- Task:
Read the lines below and count those that have the word "Accounting". Respond with the number only.

- Data:
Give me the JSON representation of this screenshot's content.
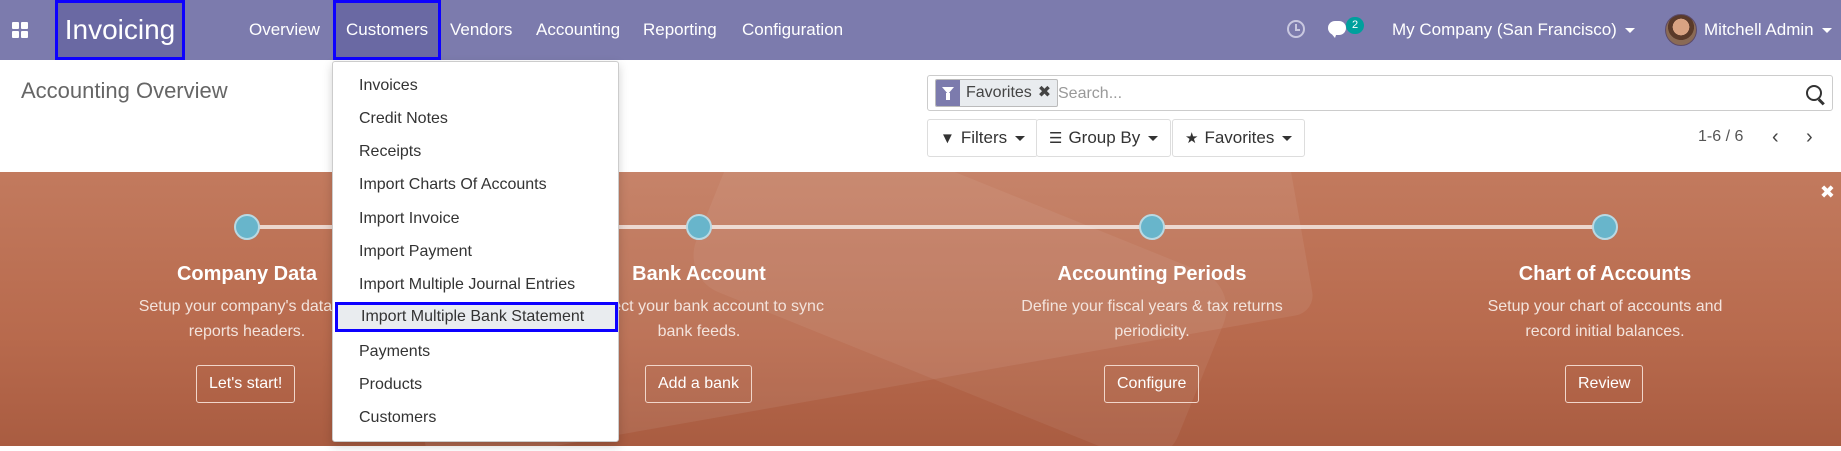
{
  "navbar": {
    "brand": "Invoicing",
    "menu": [
      "Overview",
      "Customers",
      "Vendors",
      "Accounting",
      "Reporting",
      "Configuration"
    ],
    "messages_count": "2",
    "company": "My Company (San Francisco)",
    "user": "Mitchell Admin"
  },
  "control_panel": {
    "title": "Accounting Overview",
    "facet_label": "Favorites",
    "search_placeholder": "Search...",
    "filters_label": "Filters",
    "groupby_label": "Group By",
    "favorites_label": "Favorites",
    "pager": "1-6 / 6"
  },
  "customers_menu": {
    "items": [
      "Invoices",
      "Credit Notes",
      "Receipts",
      "Import Charts Of Accounts",
      "Import Invoice",
      "Import Payment",
      "Import Multiple Journal Entries",
      "Import Multiple Bank Statement",
      "Payments",
      "Products",
      "Customers"
    ],
    "highlighted": "Import Multiple Bank Statement"
  },
  "onboarding": {
    "steps": [
      {
        "title": "Company Data",
        "desc_line1": "Setup your company's data for",
        "desc_line2": "reports headers.",
        "button": "Let's start!"
      },
      {
        "title": "Bank Account",
        "desc_line1": "Connect your bank account to sync",
        "desc_line2": "bank feeds.",
        "button": "Add a bank"
      },
      {
        "title": "Accounting Periods",
        "desc_line1": "Define your fiscal years & tax returns",
        "desc_line2": "periodicity.",
        "button": "Configure"
      },
      {
        "title": "Chart of Accounts",
        "desc_line1": "Setup your chart of accounts and",
        "desc_line2": "record initial balances.",
        "button": "Review"
      }
    ]
  },
  "colors": {
    "navbar": "#7c7bad",
    "highlight_border": "#0d00ff",
    "banner": "#b86a4d",
    "step_dot": "#68b5cb"
  }
}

- Answer for this exercise:
3